(Records contained in a dataset)
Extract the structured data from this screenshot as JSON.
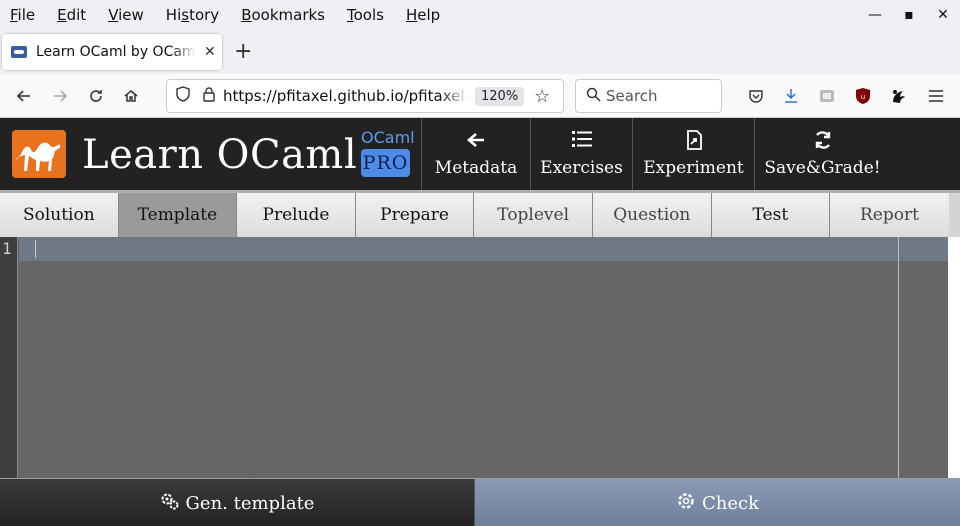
{
  "browser": {
    "menu": [
      "File",
      "Edit",
      "View",
      "History",
      "Bookmarks",
      "Tools",
      "Help"
    ],
    "menu_accel": [
      "F",
      "E",
      "V",
      "s",
      "B",
      "T",
      "H"
    ],
    "window_controls": [
      "minimize-icon",
      "maximize-icon",
      "close-icon"
    ],
    "tab": {
      "title": "Learn OCaml by OCamlPro",
      "close_glyph": "✕"
    },
    "new_tab_glyph": "+",
    "url": "https://pfitaxel.github.io/pfitaxel-demo",
    "zoom": "120%",
    "search_placeholder": "Search",
    "toolbar_icons": [
      "pocket-icon",
      "downloads-icon",
      "reader-icon",
      "ublock-icon",
      "extension-icon",
      "menu-icon"
    ]
  },
  "app": {
    "name": "Learn OCaml",
    "badge_top": "OCaml",
    "badge_bottom": "PRO",
    "header_buttons": [
      {
        "label": "Metadata",
        "icon": "arrow-left-icon"
      },
      {
        "label": "Exercises",
        "icon": "list-icon"
      },
      {
        "label": "Experiment",
        "icon": "experiment-icon"
      },
      {
        "label": "Save&Grade!",
        "icon": "refresh-icon"
      }
    ],
    "editor_tabs": [
      "Solution",
      "Template",
      "Prelude",
      "Prepare",
      "Toplevel",
      "Question",
      "Test",
      "Report"
    ],
    "active_tab": "Template",
    "editor": {
      "line_numbers": [
        "1"
      ]
    },
    "bottom_buttons": [
      {
        "label": "Gen. template",
        "icon": "cogs-icon"
      },
      {
        "label": "Check",
        "icon": "cog-icon"
      }
    ],
    "colors": {
      "header_bg": "#222222",
      "logo_orange": "#e8731c",
      "pro_blue": "#4d8be8",
      "check_bg": "#7b8ba6"
    }
  }
}
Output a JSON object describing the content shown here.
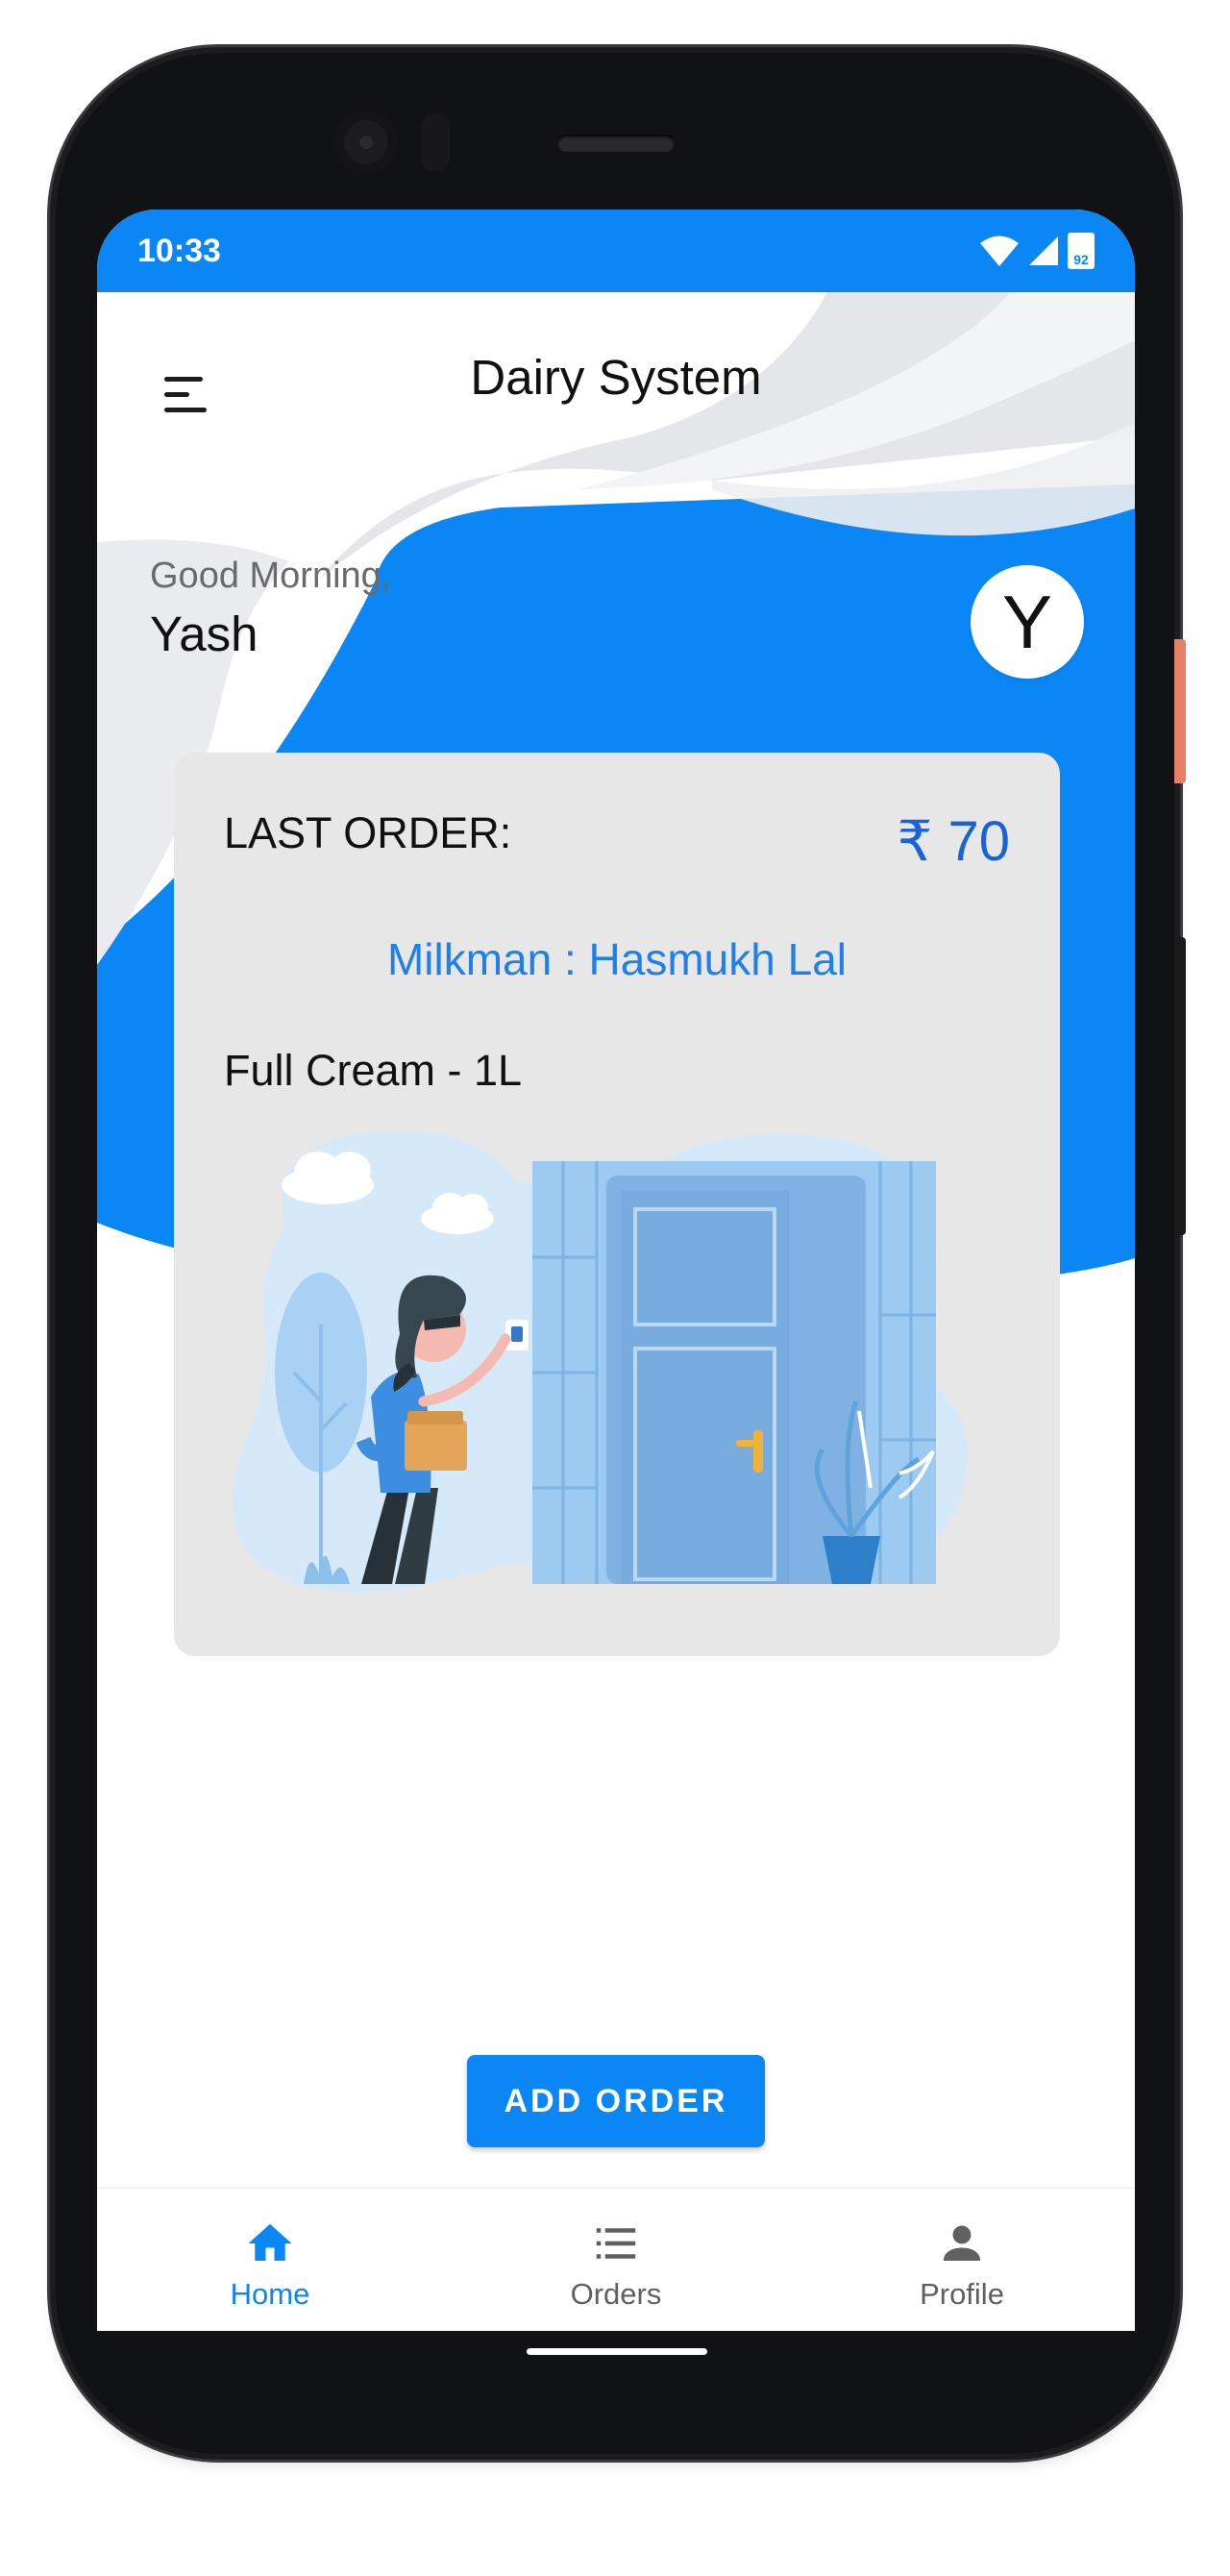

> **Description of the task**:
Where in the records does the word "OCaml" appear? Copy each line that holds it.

> **Response to this task**:
      "title": "Learn OCaml by OCamlPro",
    "name": "Learn OCaml",
    "badge_top": "OCaml",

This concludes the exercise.